*DIRECTIONS FOR THIS TASK:* Below are lines of data; give the number of them that contain "icon", and only that.
***
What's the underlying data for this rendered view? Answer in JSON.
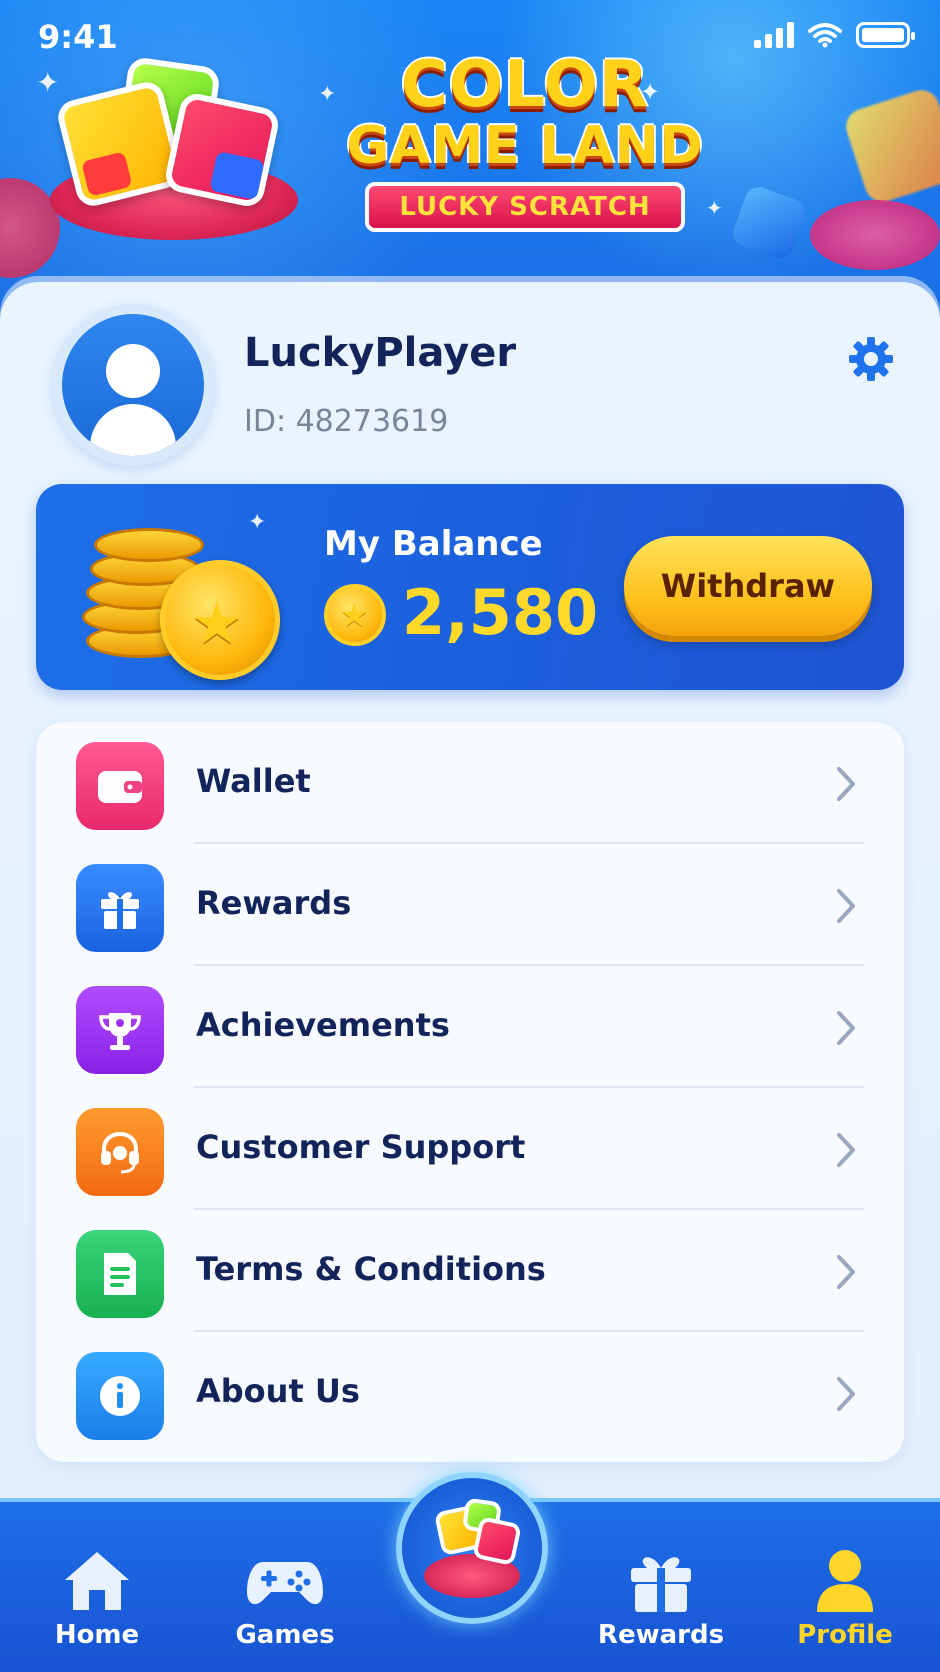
{
  "status_bar": {
    "time": "9:41"
  },
  "header": {
    "logo_line1": "COLOR",
    "logo_line2": "GAME LAND",
    "logo_ribbon": "LUCKY SCRATCH"
  },
  "profile": {
    "username": "LuckyPlayer",
    "id_text": "ID: 48273619"
  },
  "balance": {
    "label": "My Balance",
    "value": "2,580",
    "withdraw_label": "Withdraw"
  },
  "menu": {
    "items": [
      {
        "label": "Wallet",
        "icon": "wallet-icon",
        "color": "#f23e7a"
      },
      {
        "label": "Rewards",
        "icon": "gift-icon",
        "color": "#1f74ee"
      },
      {
        "label": "Achievements",
        "icon": "trophy-icon",
        "color": "#9a2ff0"
      },
      {
        "label": "Customer Support",
        "icon": "headset-icon",
        "color": "#ff7a1f"
      },
      {
        "label": "Terms & Conditions",
        "icon": "document-icon",
        "color": "#22c25f"
      },
      {
        "label": "About Us",
        "icon": "info-icon",
        "color": "#1e8ff2"
      }
    ]
  },
  "bottom_nav": {
    "items": [
      {
        "label": "Home",
        "icon": "home-icon",
        "active": false
      },
      {
        "label": "Games",
        "icon": "gamepad-icon",
        "active": false
      },
      {
        "label": "Rewards",
        "icon": "gift-icon",
        "active": false
      },
      {
        "label": "Profile",
        "icon": "person-icon",
        "active": true
      }
    ]
  },
  "colors": {
    "accent": "#1f6fe8",
    "gold": "#ffd92a",
    "text_dark": "#13245a",
    "active_nav": "#ffd52a"
  }
}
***
*ANSWER SPACE:* 10